--- START ---

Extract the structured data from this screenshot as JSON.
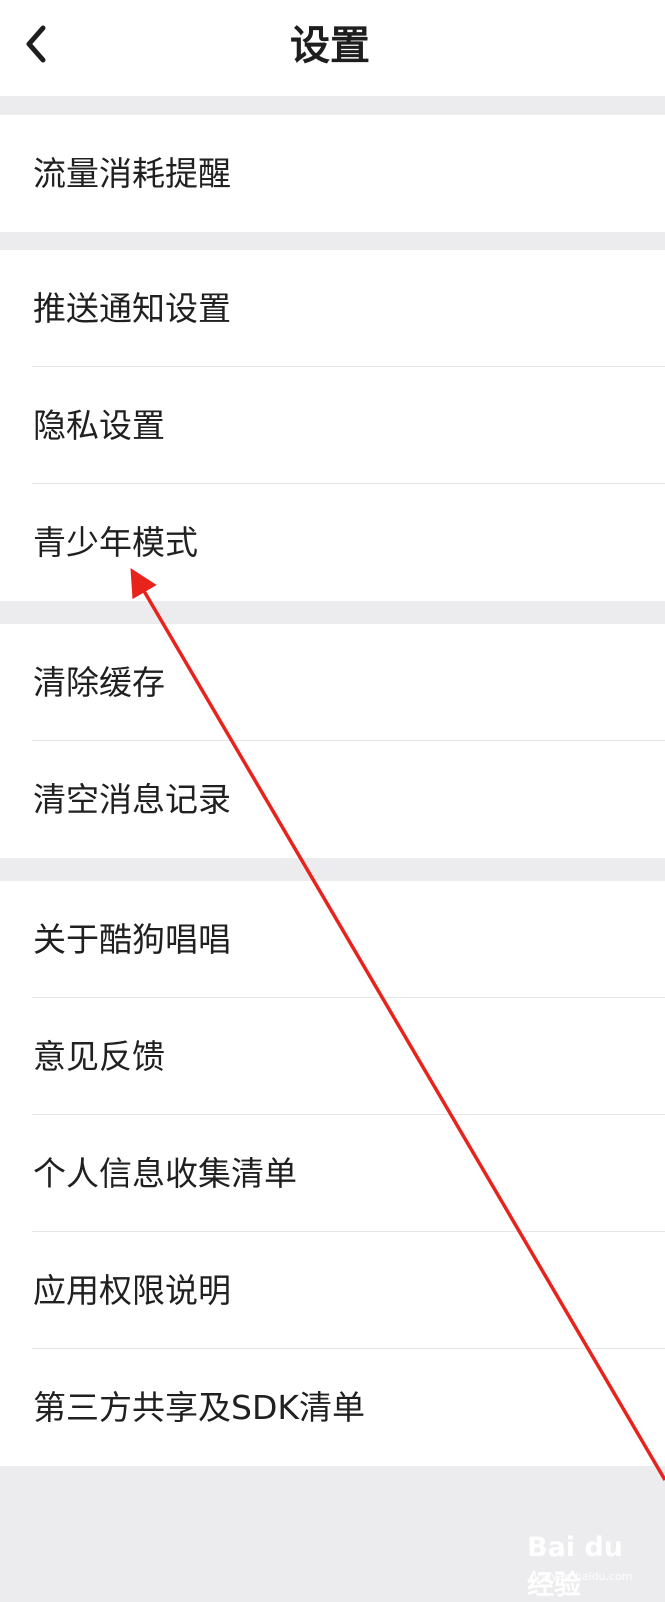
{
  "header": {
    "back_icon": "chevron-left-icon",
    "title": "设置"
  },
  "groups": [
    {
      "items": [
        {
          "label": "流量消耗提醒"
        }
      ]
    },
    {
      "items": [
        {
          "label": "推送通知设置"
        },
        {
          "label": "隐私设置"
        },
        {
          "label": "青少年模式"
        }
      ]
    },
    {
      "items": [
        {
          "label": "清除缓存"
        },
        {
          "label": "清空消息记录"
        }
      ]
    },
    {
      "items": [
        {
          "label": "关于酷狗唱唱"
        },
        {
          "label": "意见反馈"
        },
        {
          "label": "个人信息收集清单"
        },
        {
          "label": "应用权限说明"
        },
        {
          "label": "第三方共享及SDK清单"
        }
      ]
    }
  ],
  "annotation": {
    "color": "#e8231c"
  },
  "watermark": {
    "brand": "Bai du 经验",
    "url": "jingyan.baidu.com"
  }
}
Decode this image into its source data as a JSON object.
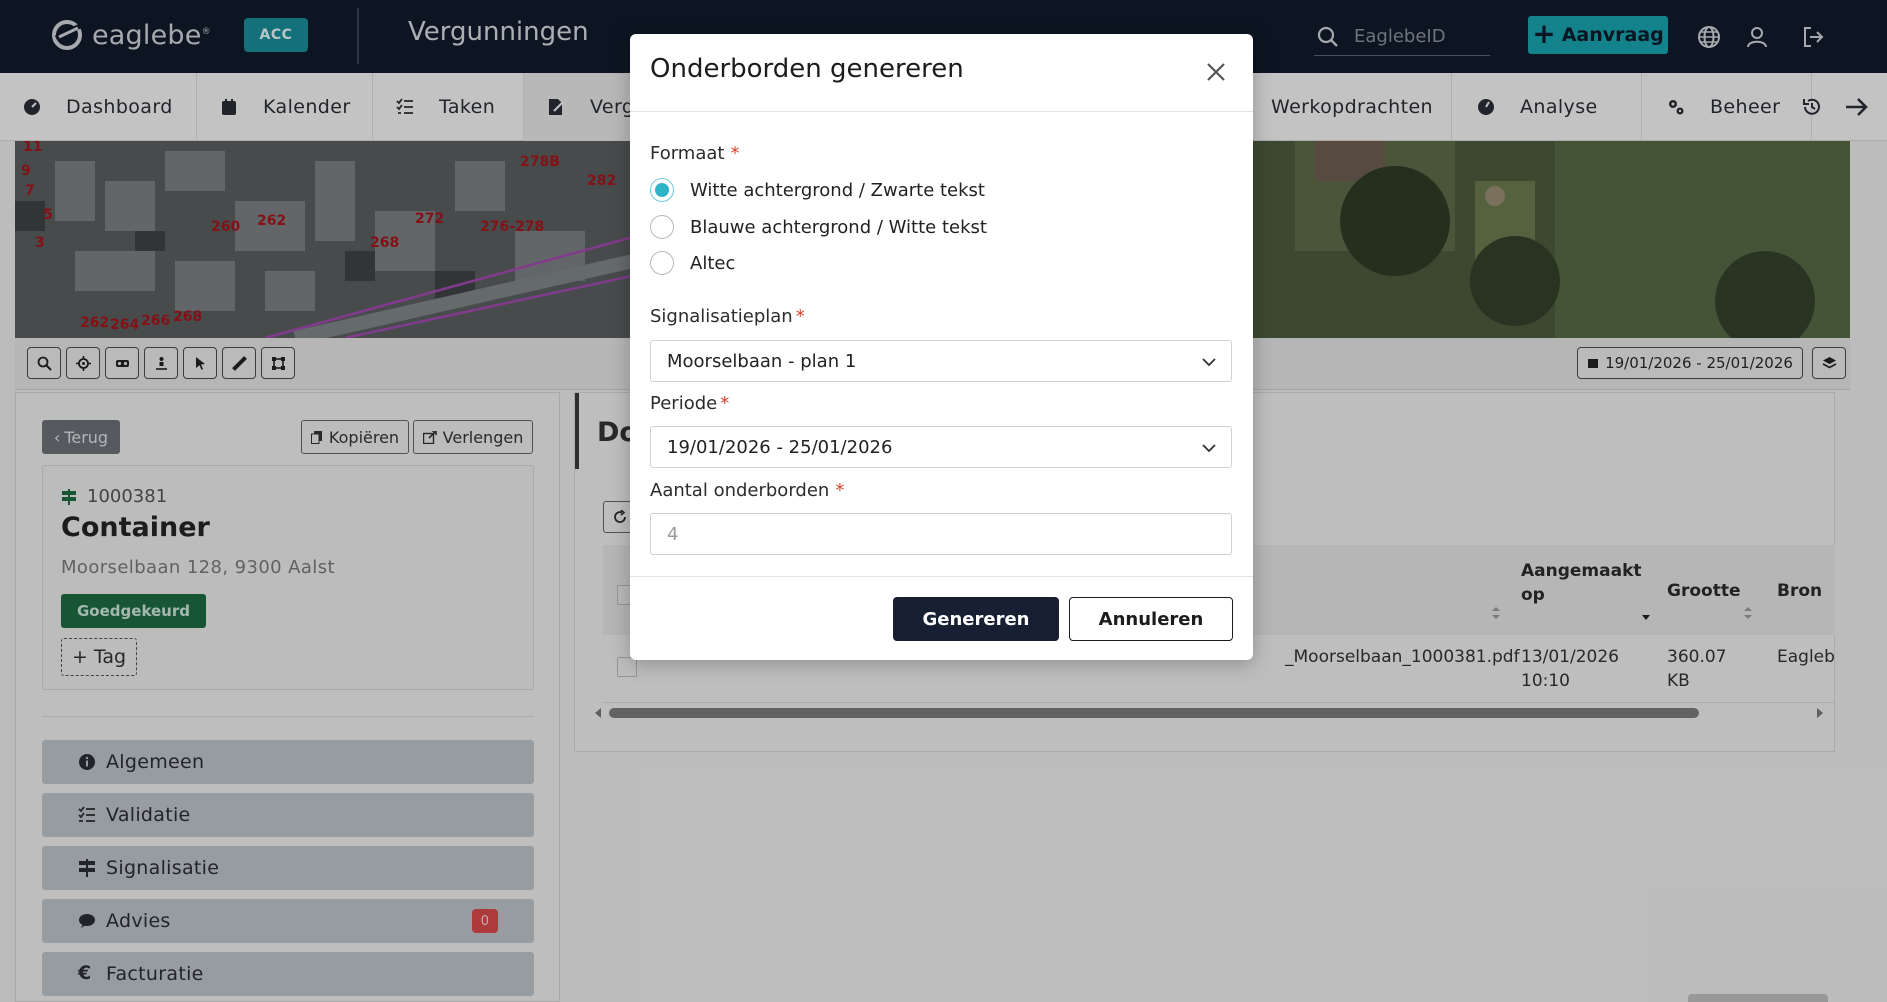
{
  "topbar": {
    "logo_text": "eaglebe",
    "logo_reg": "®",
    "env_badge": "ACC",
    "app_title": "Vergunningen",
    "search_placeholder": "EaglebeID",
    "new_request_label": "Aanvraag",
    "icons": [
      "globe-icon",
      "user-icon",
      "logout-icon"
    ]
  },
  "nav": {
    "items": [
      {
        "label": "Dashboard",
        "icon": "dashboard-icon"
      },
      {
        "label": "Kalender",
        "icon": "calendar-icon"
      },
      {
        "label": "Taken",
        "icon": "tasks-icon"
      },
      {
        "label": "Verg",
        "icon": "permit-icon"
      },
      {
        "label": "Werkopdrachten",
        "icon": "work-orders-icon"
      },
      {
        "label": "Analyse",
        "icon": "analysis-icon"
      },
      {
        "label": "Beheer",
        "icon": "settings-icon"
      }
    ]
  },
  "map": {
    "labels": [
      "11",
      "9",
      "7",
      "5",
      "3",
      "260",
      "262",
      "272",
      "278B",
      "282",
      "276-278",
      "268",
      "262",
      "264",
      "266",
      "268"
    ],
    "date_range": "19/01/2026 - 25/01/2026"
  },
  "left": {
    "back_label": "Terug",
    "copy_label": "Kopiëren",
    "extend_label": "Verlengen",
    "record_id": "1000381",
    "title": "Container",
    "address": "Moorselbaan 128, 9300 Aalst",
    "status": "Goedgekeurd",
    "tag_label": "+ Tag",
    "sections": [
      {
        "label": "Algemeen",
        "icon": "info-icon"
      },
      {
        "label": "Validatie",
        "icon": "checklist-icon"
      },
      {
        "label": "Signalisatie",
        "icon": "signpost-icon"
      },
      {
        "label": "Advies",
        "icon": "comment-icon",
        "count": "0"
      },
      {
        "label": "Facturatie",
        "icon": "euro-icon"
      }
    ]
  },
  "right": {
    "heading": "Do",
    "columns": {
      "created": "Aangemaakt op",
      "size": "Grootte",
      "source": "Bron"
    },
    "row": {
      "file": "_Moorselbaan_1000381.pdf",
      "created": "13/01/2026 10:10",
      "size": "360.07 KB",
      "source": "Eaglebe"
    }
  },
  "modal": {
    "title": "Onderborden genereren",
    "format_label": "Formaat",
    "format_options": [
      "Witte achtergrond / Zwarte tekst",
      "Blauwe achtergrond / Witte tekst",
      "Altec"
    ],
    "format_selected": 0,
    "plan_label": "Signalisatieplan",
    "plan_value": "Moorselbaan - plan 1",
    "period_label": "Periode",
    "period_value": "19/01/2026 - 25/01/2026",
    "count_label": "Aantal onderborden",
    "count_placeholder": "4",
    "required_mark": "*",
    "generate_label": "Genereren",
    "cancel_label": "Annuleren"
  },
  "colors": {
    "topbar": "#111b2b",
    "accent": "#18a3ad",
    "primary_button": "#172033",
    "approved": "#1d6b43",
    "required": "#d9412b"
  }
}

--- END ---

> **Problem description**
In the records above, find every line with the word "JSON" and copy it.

> **Answer section**
Extract the structured data from this screenshot as JSON.
Decode this image into its source data as a JSON object.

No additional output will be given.